Your assignment – Reproduce each entry below verbatim.

Records drawn from a dataset –
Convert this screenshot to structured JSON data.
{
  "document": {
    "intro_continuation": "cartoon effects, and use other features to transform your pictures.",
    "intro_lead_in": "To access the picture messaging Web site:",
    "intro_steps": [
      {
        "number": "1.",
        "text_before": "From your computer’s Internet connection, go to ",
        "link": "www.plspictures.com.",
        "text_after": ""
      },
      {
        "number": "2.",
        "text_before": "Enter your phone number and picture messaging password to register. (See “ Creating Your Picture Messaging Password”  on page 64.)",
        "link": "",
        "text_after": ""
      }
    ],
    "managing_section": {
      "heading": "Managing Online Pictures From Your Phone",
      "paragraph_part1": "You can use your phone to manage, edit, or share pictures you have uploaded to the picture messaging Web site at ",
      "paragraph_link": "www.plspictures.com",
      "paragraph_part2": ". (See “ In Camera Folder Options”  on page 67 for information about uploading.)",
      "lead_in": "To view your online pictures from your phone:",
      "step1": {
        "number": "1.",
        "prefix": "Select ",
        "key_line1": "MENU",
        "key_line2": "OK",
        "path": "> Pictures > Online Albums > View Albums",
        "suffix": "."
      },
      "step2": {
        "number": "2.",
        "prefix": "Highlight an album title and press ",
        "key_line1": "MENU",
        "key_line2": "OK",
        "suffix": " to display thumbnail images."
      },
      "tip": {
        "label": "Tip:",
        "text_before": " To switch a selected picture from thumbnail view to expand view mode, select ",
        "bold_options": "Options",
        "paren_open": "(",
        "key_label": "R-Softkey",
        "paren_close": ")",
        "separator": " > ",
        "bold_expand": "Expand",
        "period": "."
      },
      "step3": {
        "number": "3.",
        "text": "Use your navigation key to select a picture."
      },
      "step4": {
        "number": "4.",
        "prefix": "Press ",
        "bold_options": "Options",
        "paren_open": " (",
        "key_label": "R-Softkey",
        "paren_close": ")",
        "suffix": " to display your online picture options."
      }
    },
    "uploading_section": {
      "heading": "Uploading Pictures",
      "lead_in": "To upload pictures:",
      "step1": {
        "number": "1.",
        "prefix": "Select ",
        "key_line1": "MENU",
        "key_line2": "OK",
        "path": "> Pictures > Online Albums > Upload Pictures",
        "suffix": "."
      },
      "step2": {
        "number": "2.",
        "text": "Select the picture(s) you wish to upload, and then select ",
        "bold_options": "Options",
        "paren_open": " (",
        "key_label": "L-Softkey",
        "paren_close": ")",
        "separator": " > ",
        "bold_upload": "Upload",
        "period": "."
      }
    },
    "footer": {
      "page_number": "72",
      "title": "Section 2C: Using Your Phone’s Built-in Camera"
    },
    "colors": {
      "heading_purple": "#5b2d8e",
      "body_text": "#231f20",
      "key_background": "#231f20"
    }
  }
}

Reply –
Convert this screenshot to structured JSON data.
{
  "document": {
    "intro_continuation": "cartoon effects, and use other features to transform your pictures.",
    "intro_lead_in": "To access the picture messaging Web site:",
    "intro_steps": [
      {
        "number": "1.",
        "text_before": "From your computer’s Internet connection, go to ",
        "link": "www.plspictures.com.",
        "text_after": ""
      },
      {
        "number": "2.",
        "text_before": "Enter your phone number and picture messaging password to register. (See “ Creating Your Picture Messaging Password”  on page 64.)",
        "link": "",
        "text_after": ""
      }
    ],
    "managing_section": {
      "heading": "Managing Online Pictures From Your Phone",
      "paragraph_part1": "You can use your phone to manage, edit, or share pictures you have uploaded to the picture messaging Web site at ",
      "paragraph_link": "www.plspictures.com",
      "paragraph_part2": ". (See “ In Camera Folder Options”  on page 67 for information about uploading.)",
      "lead_in": "To view your online pictures from your phone:",
      "step1": {
        "number": "1.",
        "prefix": "Select ",
        "key_line1": "MENU",
        "key_line2": "OK",
        "path": "> Pictures > Online Albums > View Albums",
        "suffix": "."
      },
      "step2": {
        "number": "2.",
        "prefix": "Highlight an album title and press ",
        "key_line1": "MENU",
        "key_line2": "OK",
        "suffix": " to display thumbnail images."
      },
      "tip": {
        "label": "Tip:",
        "text_before": " To switch a selected picture from thumbnail view to expand view mode, select ",
        "bold_options": "Options",
        "paren_open": "(",
        "key_label": "R-Softkey",
        "paren_close": ")",
        "separator": " > ",
        "bold_expand": "Expand",
        "period": "."
      },
      "step3": {
        "number": "3.",
        "text": "Use your navigation key to select a picture."
      },
      "step4": {
        "number": "4.",
        "prefix": "Press ",
        "bold_options": "Options",
        "paren_open": " (",
        "key_label": "R-Softkey",
        "paren_close": ")",
        "suffix": " to display your online picture options."
      }
    },
    "uploading_section": {
      "heading": "Uploading Pictures",
      "lead_in": "To upload pictures:",
      "step1": {
        "number": "1.",
        "prefix": "Select ",
        "key_line1": "MENU",
        "key_line2": "OK",
        "path": "> Pictures > Online Albums > Upload Pictures",
        "suffix": "."
      },
      "step2": {
        "number": "2.",
        "text": "Select the picture(s) you wish to upload, and then select ",
        "bold_options": "Options",
        "paren_open": " (",
        "key_label": "L-Softkey",
        "paren_close": ")",
        "separator": " > ",
        "bold_upload": "Upload",
        "period": "."
      }
    },
    "footer": {
      "page_number": "72",
      "title": "Section 2C: Using Your Phone’s Built-in Camera"
    },
    "colors": {
      "heading_purple": "#5b2d8e",
      "body_text": "#231f20",
      "key_background": "#231f20"
    }
  }
}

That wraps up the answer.